PROBLEM REQUIREMENTS
Where in the records does the word "kind" appear? Copy each line that holds it.

DATA SHOWN
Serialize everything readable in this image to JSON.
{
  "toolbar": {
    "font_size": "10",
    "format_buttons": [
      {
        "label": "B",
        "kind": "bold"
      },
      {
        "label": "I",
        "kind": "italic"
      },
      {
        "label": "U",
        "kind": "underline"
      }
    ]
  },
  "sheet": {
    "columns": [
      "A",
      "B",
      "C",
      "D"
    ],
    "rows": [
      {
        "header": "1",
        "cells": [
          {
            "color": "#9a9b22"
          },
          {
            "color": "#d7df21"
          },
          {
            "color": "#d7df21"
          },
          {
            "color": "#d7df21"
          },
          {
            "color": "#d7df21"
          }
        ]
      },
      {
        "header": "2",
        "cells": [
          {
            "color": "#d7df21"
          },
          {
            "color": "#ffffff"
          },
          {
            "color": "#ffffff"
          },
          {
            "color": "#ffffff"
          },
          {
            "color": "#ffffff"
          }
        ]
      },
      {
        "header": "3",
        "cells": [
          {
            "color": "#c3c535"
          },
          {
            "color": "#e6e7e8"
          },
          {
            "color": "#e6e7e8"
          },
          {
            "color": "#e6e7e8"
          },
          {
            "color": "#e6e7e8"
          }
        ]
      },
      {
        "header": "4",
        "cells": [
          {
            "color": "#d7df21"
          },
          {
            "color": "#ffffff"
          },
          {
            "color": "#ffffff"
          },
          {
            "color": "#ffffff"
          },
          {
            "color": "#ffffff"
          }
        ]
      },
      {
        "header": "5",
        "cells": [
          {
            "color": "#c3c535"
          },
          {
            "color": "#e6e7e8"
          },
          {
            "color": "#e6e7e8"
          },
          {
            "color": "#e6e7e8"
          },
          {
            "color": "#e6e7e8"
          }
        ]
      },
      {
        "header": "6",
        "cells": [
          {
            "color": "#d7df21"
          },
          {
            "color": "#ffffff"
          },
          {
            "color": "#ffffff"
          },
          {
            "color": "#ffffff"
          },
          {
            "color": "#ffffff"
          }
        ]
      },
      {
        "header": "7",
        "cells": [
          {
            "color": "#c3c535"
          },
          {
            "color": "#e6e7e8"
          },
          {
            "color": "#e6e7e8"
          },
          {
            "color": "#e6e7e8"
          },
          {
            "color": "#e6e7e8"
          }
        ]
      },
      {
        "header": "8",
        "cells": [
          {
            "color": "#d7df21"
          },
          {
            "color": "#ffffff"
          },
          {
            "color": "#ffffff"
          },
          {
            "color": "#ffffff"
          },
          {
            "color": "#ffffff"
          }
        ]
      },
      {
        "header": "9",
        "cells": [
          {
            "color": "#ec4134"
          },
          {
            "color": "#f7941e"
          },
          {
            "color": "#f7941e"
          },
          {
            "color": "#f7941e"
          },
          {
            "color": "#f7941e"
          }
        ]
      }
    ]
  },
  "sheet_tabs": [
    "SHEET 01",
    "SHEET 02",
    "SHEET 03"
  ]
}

TASK RESPONSE
        "kind": "bold"
        "kind": "italic"
        "kind": "underline"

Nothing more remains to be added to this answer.